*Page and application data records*
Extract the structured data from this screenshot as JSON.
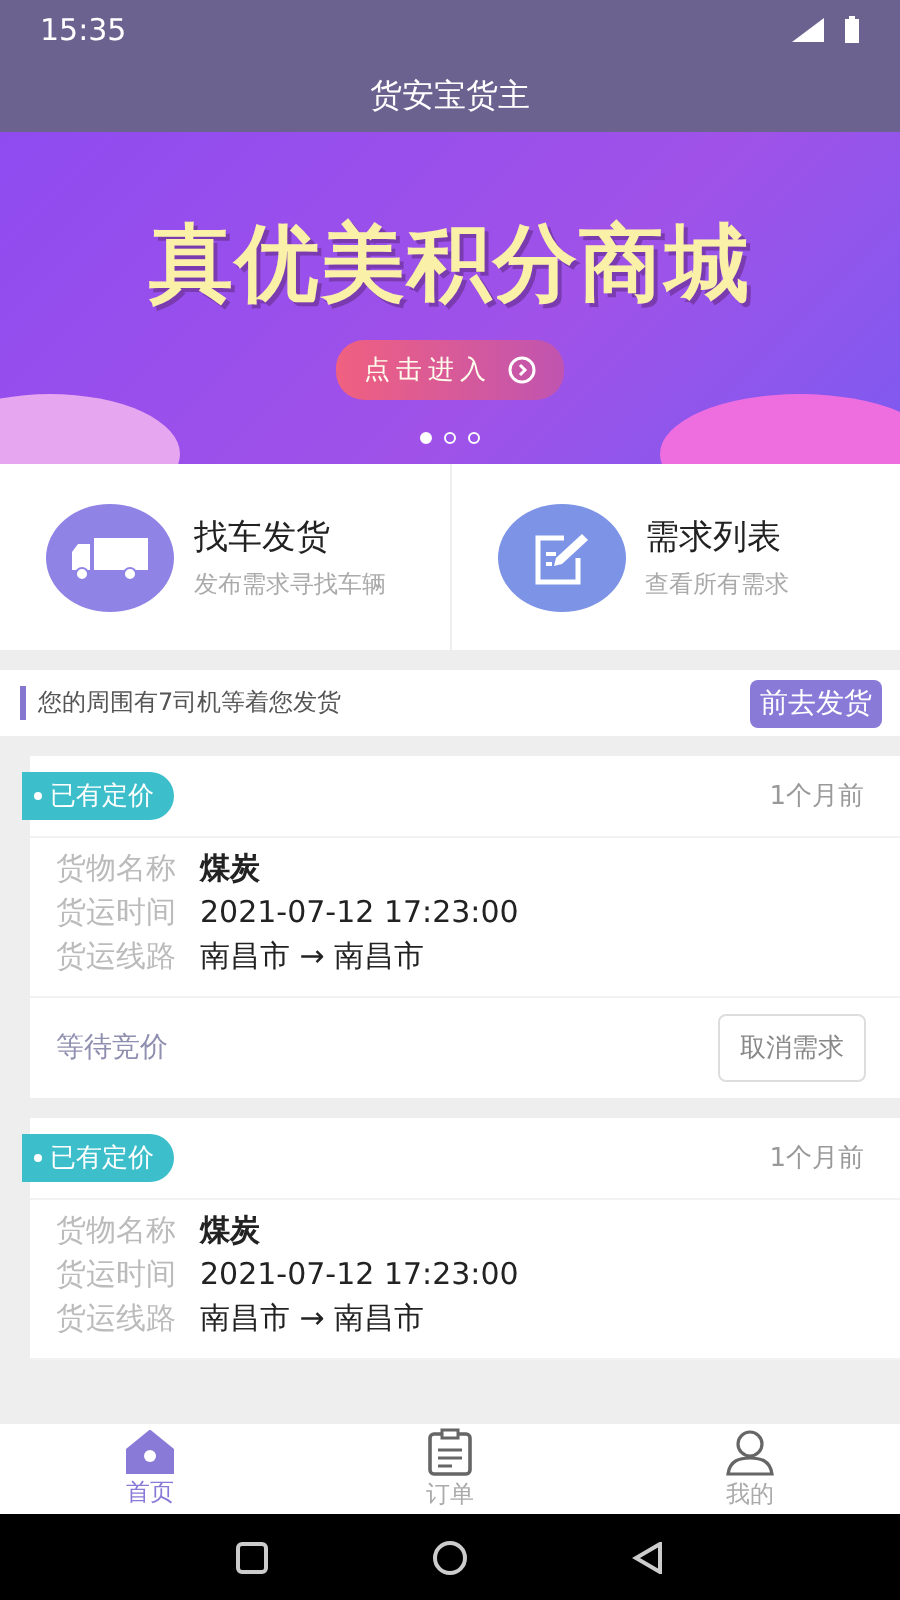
{
  "status_bar": {
    "time": "15:35"
  },
  "header": {
    "title": "货安宝货主"
  },
  "banner": {
    "headline": "真优美积分商城",
    "button": "点击进入",
    "dots": [
      {
        "selected": true
      },
      {
        "selected": false
      },
      {
        "selected": false
      }
    ]
  },
  "actions": [
    {
      "kind": "truck",
      "title": "找车发货",
      "subtitle": "发布需求寻找车辆"
    },
    {
      "kind": "edit",
      "title": "需求列表",
      "subtitle": "查看所有需求"
    }
  ],
  "notice": {
    "text": "您的周围有7司机等着您发货",
    "button": "前去发货"
  },
  "orders": [
    {
      "tag": "已有定价",
      "time_ago": "1个月前",
      "fields": [
        {
          "label": "货物名称",
          "value": "煤炭",
          "bold": true
        },
        {
          "label": "货运时间",
          "value": "2021-07-12 17:23:00",
          "bold": false
        },
        {
          "label": "货运线路",
          "value": "南昌市 → 南昌市",
          "bold": false
        }
      ],
      "status": "等待竞价",
      "action": "取消需求"
    },
    {
      "tag": "已有定价",
      "time_ago": "1个月前",
      "fields": [
        {
          "label": "货物名称",
          "value": "煤炭",
          "bold": true
        },
        {
          "label": "货运时间",
          "value": "2021-07-12 17:23:00",
          "bold": false
        },
        {
          "label": "货运线路",
          "value": "南昌市 → 南昌市",
          "bold": false
        }
      ]
    }
  ],
  "tab_bar": [
    {
      "kind": "home",
      "label": "首页",
      "selected": true
    },
    {
      "kind": "orders",
      "label": "订单",
      "selected": false
    },
    {
      "kind": "profile",
      "label": "我的",
      "selected": false
    }
  ]
}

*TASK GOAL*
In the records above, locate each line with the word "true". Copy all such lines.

*SOLUTION TO THIS PROBLEM*
        "selected": true
          "bold": true
          "bold": true
      "selected": true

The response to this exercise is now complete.